Sounds great - as long as the criminals don't think to just sell the dogs away from their homes. As already mentioned, it would need to be a national scheme to be of widespread use.
Of course, it only works if there's already doubt about the ownership of a dog. If everything looks legit*, then there won't be a question and the dogs DNA would never be checked against the database.
*Heaven forbid that the less stupid criminals might actually get paperwork (apparently) in order and stuff like that. I read of a case where a dog had been with a different family for some years before anyone realised that it's chip number didn't match the paperwork. The dog came from what appeared to be a genuine seller, it had paperwork, was chipped and registered - expect that the paperwork was faked, and the chip number didn't match.
It should help with the more stupid criminals that get caught with what are clearly not their own pets in the van ...
I wonder what the business model for CellMark here is. Genomes require quite an amount of disk space per genome (1.5GB was the size I was told) and the databases have generous amounts of RAM, CPUs and DBAs to keep them happy.
Gloucestershire is surely a case to show to the world - look it can be done and not too inexpensively. Is the plan to use this to go to every municipality in the First World and find the 0.1% of dog-owners (my estimate) willing to pay up? Or is the real money in the genomic data, which can be sold as training set data to universities and multi-nationals.
"Genomes require quite an amount of disk space per genome (1.5GB was the size I was told) and the databases have generous amounts of RAM, CPUs and DBAs to keep them happy."
It's ok! It will all be stored in 'teh clouds' in a leaky, unsecured bucket that anyone with the ability to right click on a mouse will be able to access.
What about the more friendly dogs who respond that way to anyone who calls their name? Or to anyone who calls a name vaguely similar? Or makes pretty much any kind of sound at all? Or who doesn't make a sound but looks vaguely in their direction? Or a different direction entirely? Who just exists at all? Who doesn't exist, but there might be something exciting in that direction in a few seconds, so better run over excitedly to check!

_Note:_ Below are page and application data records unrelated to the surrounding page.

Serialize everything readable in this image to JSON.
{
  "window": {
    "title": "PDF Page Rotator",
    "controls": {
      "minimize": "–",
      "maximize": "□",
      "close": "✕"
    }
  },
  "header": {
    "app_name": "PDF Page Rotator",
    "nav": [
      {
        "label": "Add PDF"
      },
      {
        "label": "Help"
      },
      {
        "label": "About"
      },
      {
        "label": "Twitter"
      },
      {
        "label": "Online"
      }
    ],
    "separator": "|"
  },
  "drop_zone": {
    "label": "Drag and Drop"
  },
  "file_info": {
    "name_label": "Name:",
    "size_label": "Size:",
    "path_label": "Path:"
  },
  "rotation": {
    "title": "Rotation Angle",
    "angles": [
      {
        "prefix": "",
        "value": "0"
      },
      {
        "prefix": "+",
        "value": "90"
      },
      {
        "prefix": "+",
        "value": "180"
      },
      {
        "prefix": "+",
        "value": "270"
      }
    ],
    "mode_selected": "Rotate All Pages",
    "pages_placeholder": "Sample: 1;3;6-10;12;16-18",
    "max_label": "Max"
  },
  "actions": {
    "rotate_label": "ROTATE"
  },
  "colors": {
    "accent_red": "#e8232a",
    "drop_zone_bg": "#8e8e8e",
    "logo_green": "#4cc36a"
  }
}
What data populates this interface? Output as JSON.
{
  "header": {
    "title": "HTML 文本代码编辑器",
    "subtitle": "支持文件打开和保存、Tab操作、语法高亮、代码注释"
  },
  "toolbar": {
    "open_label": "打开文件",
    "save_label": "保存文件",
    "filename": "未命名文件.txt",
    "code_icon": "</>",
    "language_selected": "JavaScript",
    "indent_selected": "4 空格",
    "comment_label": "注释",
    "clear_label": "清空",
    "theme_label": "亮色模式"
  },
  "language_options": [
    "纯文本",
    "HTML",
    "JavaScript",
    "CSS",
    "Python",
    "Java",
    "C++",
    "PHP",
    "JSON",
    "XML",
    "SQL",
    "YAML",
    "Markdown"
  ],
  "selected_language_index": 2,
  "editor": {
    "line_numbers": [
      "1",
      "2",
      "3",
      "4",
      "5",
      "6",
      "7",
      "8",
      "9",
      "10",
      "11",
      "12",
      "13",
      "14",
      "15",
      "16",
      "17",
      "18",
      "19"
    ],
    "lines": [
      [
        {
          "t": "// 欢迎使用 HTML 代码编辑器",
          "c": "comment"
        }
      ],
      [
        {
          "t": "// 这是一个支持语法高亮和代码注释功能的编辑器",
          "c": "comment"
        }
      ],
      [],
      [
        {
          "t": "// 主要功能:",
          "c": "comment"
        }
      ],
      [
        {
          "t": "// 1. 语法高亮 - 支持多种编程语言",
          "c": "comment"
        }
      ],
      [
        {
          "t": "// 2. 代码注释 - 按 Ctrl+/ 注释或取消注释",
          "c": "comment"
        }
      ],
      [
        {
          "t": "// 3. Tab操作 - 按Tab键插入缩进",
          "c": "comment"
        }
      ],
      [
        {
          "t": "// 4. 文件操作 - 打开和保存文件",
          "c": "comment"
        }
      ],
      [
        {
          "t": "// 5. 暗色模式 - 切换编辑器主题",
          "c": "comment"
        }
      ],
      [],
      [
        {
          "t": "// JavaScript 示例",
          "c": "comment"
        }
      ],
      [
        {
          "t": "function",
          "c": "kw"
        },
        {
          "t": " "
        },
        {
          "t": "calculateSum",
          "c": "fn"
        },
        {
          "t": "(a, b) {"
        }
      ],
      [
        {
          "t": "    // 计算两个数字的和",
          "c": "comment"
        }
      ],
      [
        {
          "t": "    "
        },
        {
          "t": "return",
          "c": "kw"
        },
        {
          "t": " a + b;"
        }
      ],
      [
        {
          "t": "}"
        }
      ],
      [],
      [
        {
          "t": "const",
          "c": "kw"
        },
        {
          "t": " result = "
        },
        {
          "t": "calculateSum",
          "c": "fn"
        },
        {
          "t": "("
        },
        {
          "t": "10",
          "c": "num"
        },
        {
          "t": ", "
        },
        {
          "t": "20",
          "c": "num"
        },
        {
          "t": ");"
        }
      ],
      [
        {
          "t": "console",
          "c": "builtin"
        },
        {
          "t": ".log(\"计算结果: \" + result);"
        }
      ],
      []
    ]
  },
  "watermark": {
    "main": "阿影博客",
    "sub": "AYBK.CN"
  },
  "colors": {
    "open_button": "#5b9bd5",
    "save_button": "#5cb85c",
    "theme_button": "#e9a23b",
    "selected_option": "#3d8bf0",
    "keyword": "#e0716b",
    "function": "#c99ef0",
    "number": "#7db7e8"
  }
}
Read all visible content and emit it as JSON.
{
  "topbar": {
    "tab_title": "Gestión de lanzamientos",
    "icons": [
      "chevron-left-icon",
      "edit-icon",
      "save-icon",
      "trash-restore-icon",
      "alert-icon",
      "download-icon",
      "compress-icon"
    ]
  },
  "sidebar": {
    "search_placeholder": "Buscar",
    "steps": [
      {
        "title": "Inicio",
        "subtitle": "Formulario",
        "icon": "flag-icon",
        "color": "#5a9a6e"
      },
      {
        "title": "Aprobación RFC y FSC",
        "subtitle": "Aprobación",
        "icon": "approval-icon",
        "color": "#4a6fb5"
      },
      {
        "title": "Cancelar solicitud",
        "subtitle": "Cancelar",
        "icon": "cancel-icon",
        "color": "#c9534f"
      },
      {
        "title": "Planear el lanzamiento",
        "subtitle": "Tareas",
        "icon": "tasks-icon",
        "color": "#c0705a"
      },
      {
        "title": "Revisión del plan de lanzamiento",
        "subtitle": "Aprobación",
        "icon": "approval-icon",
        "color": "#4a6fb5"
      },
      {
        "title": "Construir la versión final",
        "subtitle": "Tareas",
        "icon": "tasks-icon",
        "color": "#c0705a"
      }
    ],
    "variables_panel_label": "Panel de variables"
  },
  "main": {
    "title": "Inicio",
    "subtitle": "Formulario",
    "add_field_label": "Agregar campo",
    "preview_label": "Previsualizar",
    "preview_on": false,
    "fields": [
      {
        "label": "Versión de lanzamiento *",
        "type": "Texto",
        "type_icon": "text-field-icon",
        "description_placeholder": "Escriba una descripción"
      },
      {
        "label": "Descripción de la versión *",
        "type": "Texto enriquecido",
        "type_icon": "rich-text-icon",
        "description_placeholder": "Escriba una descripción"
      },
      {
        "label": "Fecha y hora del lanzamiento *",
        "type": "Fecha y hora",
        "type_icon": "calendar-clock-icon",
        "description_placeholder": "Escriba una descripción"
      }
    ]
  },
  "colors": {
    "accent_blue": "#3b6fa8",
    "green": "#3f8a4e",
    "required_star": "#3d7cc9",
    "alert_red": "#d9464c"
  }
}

Or alternatively, one of the grumpier and/or lazy dogs who secretly wishes it was a cat and refuses to acknowledge anyone unless there's food involved?
And that's before you even start thinking about people deliberately trying to subvert such a test by hiding a treat in their pocket or smothering themselves in meat beforehand. A national DNA database may or may not be the solution, but certainly you want something a little more reliable than relying on the one-off reaction of a dumb animal with no clue what's going on.
Biting the hand that feeds IT © 1998–2021